WHAT YOU WILL DO:
Restate word for word all of the lines below, with each image left out.

DATA EXTRACTS:

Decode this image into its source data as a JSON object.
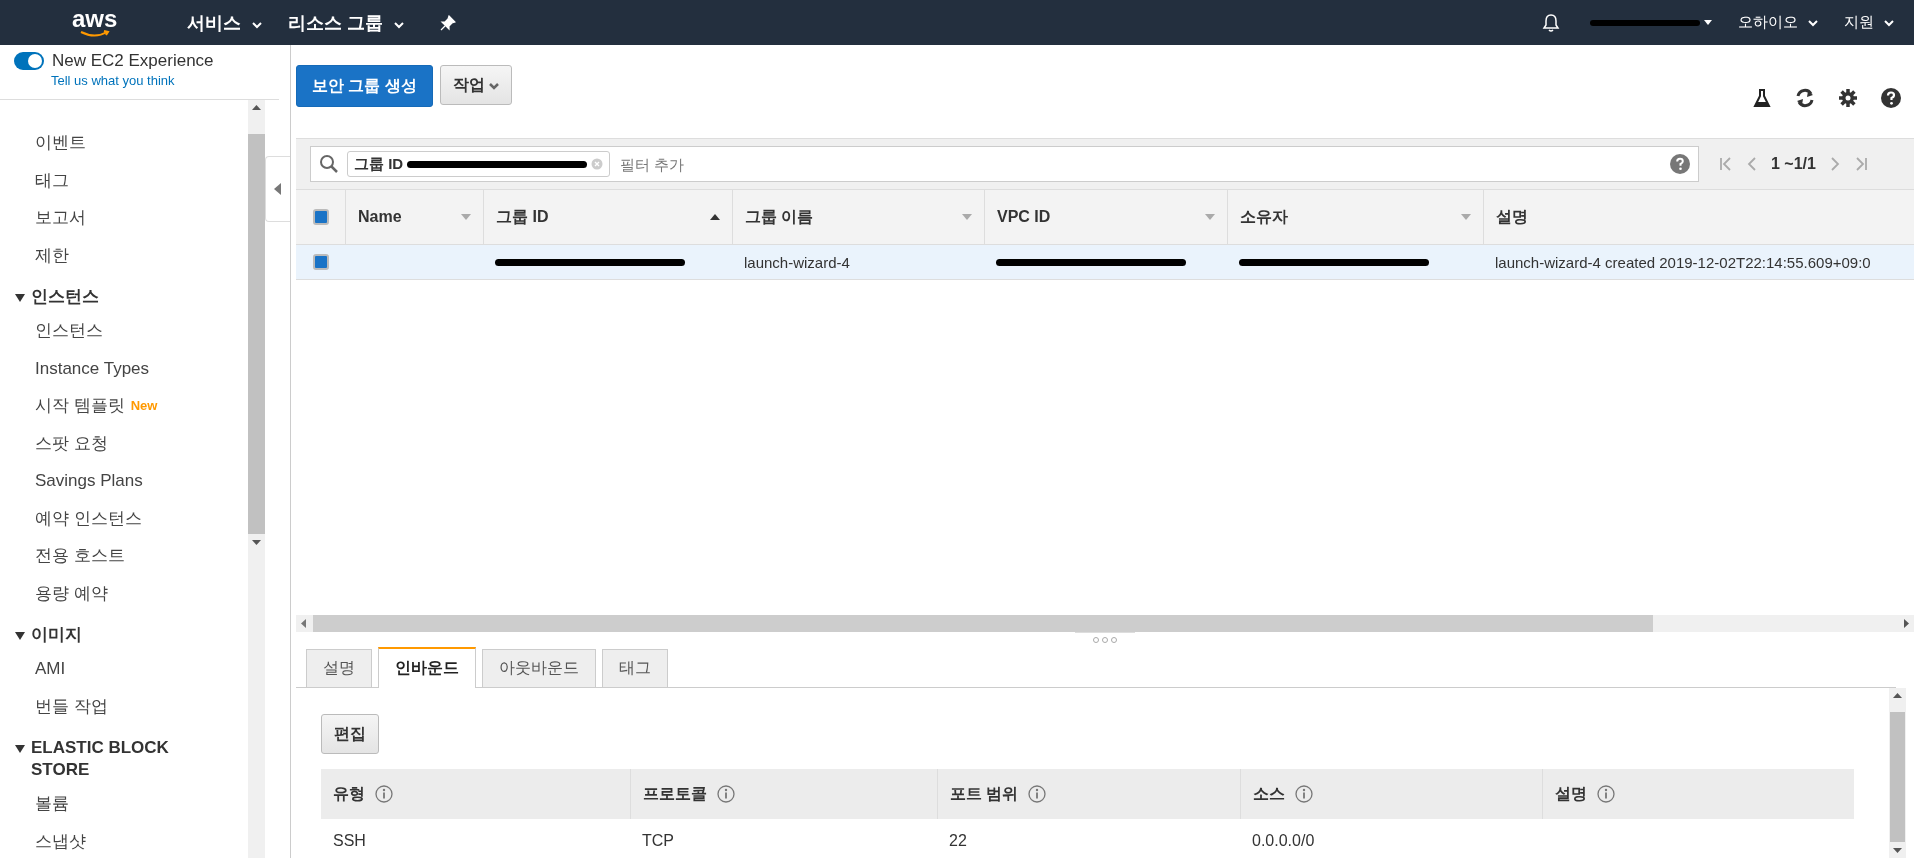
{
  "topbar": {
    "logo": "aws",
    "menus": [
      {
        "label": "서비스"
      },
      {
        "label": "리소스 그룹"
      }
    ],
    "account": {
      "redacted": true
    },
    "region": "오하이오",
    "support": "지원"
  },
  "sidebar": {
    "toggle": {
      "label": "New EC2 Experience",
      "on": true
    },
    "feedback_link": "Tell us what you think",
    "nav": [
      {
        "kind": "item",
        "label": "이벤트"
      },
      {
        "kind": "item",
        "label": "태그"
      },
      {
        "kind": "item",
        "label": "보고서"
      },
      {
        "kind": "item",
        "label": "제한"
      },
      {
        "kind": "section",
        "label": "인스턴스",
        "expanded": true,
        "children": [
          {
            "label": "인스턴스"
          },
          {
            "label": "Instance Types"
          },
          {
            "label": "시작 템플릿",
            "badge": "New"
          },
          {
            "label": "스팟 요청"
          },
          {
            "label": "Savings Plans"
          },
          {
            "label": "예약 인스턴스"
          },
          {
            "label": "전용 호스트"
          },
          {
            "label": "용량 예약"
          }
        ]
      },
      {
        "kind": "section",
        "label": "이미지",
        "expanded": true,
        "children": [
          {
            "label": "AMI"
          },
          {
            "label": "번들 작업"
          }
        ]
      },
      {
        "kind": "section",
        "label": "ELASTIC BLOCK STORE",
        "expanded": true,
        "children": [
          {
            "label": "볼륨"
          },
          {
            "label": "스냅샷"
          }
        ]
      }
    ]
  },
  "toolbar": {
    "create_button": "보안 그룹 생성",
    "actions_button": "작업"
  },
  "filter": {
    "chip_label": "그룹 ID",
    "placeholder": "필터 추가",
    "pagination": "1 ~1/1"
  },
  "table": {
    "header_checked": true,
    "columns": [
      {
        "label": "Name",
        "sorted": false
      },
      {
        "label": "그룹 ID",
        "sorted": true
      },
      {
        "label": "그룹 이름",
        "sorted": false
      },
      {
        "label": "VPC ID",
        "sorted": false
      },
      {
        "label": "소유자",
        "sorted": false
      },
      {
        "label": "설명"
      }
    ],
    "rows": [
      {
        "selected": true,
        "checked": true,
        "cells": [
          {
            "kind": "blank"
          },
          {
            "kind": "redacted"
          },
          {
            "kind": "text",
            "text": "launch-wizard-4"
          },
          {
            "kind": "redacted"
          },
          {
            "kind": "redacted"
          },
          {
            "kind": "text",
            "text": "launch-wizard-4 created 2019-12-02T22:14:55.609+09:0"
          }
        ]
      }
    ]
  },
  "details": {
    "tabs": [
      {
        "label": "설명",
        "selected": false
      },
      {
        "label": "인바운드",
        "selected": true
      },
      {
        "label": "아웃바운드",
        "selected": false
      },
      {
        "label": "태그",
        "selected": false
      }
    ],
    "edit_button": "편집",
    "columns": [
      "유형",
      "프로토콜",
      "포트 범위",
      "소스",
      "설명"
    ],
    "rows": [
      {
        "cells": [
          "SSH",
          "TCP",
          "22",
          "0.0.0.0/0"
        ]
      }
    ]
  }
}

ANSWER BOX:
Decode this image into its source data as a JSON object.
{
  "topbar": {
    "logo": "aws",
    "menus": [
      {
        "label": "서비스"
      },
      {
        "label": "리소스 그룹"
      }
    ],
    "account": {
      "redacted": true
    },
    "region": "오하이오",
    "support": "지원"
  },
  "sidebar": {
    "toggle": {
      "label": "New EC2 Experience",
      "on": true
    },
    "feedback_link": "Tell us what you think",
    "nav": [
      {
        "kind": "item",
        "label": "이벤트"
      },
      {
        "kind": "item",
        "label": "태그"
      },
      {
        "kind": "item",
        "label": "보고서"
      },
      {
        "kind": "item",
        "label": "제한"
      },
      {
        "kind": "section",
        "label": "인스턴스",
        "expanded": true,
        "children": [
          {
            "label": "인스턴스"
          },
          {
            "label": "Instance Types"
          },
          {
            "label": "시작 템플릿",
            "badge": "New"
          },
          {
            "label": "스팟 요청"
          },
          {
            "label": "Savings Plans"
          },
          {
            "label": "예약 인스턴스"
          },
          {
            "label": "전용 호스트"
          },
          {
            "label": "용량 예약"
          }
        ]
      },
      {
        "kind": "section",
        "label": "이미지",
        "expanded": true,
        "children": [
          {
            "label": "AMI"
          },
          {
            "label": "번들 작업"
          }
        ]
      },
      {
        "kind": "section",
        "label": "ELASTIC BLOCK STORE",
        "expanded": true,
        "children": [
          {
            "label": "볼륨"
          },
          {
            "label": "스냅샷"
          }
        ]
      }
    ]
  },
  "toolbar": {
    "create_button": "보안 그룹 생성",
    "actions_button": "작업"
  },
  "filter": {
    "chip_label": "그룹 ID",
    "placeholder": "필터 추가",
    "pagination": "1 ~1/1"
  },
  "table": {
    "header_checked": true,
    "columns": [
      {
        "label": "Name",
        "sorted": false
      },
      {
        "label": "그룹 ID",
        "sorted": true
      },
      {
        "label": "그룹 이름",
        "sorted": false
      },
      {
        "label": "VPC ID",
        "sorted": false
      },
      {
        "label": "소유자",
        "sorted": false
      },
      {
        "label": "설명"
      }
    ],
    "rows": [
      {
        "selected": true,
        "checked": true,
        "cells": [
          {
            "kind": "blank"
          },
          {
            "kind": "redacted"
          },
          {
            "kind": "text",
            "text": "launch-wizard-4"
          },
          {
            "kind": "redacted"
          },
          {
            "kind": "redacted"
          },
          {
            "kind": "text",
            "text": "launch-wizard-4 created 2019-12-02T22:14:55.609+09:0"
          }
        ]
      }
    ]
  },
  "details": {
    "tabs": [
      {
        "label": "설명",
        "selected": false
      },
      {
        "label": "인바운드",
        "selected": true
      },
      {
        "label": "아웃바운드",
        "selected": false
      },
      {
        "label": "태그",
        "selected": false
      }
    ],
    "edit_button": "편집",
    "columns": [
      "유형",
      "프로토콜",
      "포트 범위",
      "소스",
      "설명"
    ],
    "rows": [
      {
        "cells": [
          "SSH",
          "TCP",
          "22",
          "0.0.0.0/0"
        ]
      }
    ]
  }
}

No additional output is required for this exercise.